@Goldielocks, my chief resistance to people paying off the mortgage early is when they are missing out on other opportunities just for the sake of ferociously killing.all.the.debt. Are they getting their full employer match? Maxing their 401k? Roth-ing, if eligible? Backdoor? Mega-Backdoor? Decent EF? Taxable account? Blah x3. I differ with B42 a bit in that I'm okay with people paying off their mortgages eventually, provided they've taken all these other steps first. It's missing out on the tsunami-like power of compound interest that I don't want to see happen to people. If they learn the math and value of sequencing, then they really can make decisions that will accelerate their path to FIRE, as counterintuitive as that seems. What no one can ever do is regain those lost years of compounding. Once they're gone, they're gone forever.

In your case, I strongly suspect you are not leaving money on the table, as some others seem to be elsewhere. This is the kind of information I'm wondering about. You don't have to answer my questions directly (really, don't). I've tried to word this response in a way that will give you a little more to help you figure it out.

One more general thought, not specific to Goldilocks: getting the sequence wrong isn't the end of the freaking world. It just means you'll have to work longer and earn/save/invest more actual dollars to achieve FIRE. If you're looking to retire at a traditional age, that's no big deal. But aren't we all here to learn how to achieve FIRE faster and more efficiently? To that end, B42 and I are at your service. Slightly different message, same good wishes for all.
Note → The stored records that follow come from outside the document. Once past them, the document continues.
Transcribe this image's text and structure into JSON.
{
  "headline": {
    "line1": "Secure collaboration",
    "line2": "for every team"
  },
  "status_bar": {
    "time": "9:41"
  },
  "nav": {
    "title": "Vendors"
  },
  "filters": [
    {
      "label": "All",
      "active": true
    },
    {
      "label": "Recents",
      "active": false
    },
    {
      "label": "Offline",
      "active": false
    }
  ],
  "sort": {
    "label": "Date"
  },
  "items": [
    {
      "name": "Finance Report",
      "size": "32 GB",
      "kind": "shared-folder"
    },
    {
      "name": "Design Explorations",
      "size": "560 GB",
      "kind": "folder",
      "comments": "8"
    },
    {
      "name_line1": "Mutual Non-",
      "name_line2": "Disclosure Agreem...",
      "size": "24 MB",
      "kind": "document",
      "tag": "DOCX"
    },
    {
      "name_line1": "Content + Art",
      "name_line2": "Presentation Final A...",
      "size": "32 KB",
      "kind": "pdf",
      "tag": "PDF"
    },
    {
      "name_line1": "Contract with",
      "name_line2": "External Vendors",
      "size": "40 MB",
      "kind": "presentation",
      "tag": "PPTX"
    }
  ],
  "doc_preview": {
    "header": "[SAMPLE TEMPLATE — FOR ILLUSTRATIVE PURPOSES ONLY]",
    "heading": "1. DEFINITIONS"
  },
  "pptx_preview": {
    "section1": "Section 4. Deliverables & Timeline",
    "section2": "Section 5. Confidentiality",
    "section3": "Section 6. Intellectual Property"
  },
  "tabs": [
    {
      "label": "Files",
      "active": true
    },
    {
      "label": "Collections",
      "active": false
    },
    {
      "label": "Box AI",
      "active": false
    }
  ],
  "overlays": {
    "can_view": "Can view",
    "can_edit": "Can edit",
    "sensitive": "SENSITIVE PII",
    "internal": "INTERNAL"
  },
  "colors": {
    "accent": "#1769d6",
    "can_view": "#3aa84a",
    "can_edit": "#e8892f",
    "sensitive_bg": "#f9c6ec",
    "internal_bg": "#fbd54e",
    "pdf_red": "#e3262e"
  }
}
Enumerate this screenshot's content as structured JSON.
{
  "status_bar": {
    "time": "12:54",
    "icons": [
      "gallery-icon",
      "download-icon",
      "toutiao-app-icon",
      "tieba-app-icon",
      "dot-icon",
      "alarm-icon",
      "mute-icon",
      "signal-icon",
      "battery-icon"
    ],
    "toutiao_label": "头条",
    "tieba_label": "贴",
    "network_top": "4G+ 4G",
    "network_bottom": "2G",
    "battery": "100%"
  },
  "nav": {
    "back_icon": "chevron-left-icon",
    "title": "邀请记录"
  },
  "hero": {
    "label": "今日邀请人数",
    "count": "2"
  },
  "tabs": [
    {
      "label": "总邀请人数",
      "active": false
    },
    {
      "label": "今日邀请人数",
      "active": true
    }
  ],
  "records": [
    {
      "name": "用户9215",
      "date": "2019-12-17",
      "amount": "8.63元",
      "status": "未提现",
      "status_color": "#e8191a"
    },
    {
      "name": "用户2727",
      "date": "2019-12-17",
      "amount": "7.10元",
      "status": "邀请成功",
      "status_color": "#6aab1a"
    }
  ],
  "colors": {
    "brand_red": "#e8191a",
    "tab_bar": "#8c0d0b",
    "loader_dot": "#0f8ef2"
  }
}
And while I'm in here fixing typos, thanks for your cross post, @sherr. It took me a while to get used to B42's direct style and phrasing, but I wouldn't change it for the world. And he surely wasn't the one breaking the forum rules, as you aptly noted.
« Last Edit: May 18, 2018, 09:20:48 PM by Dicey »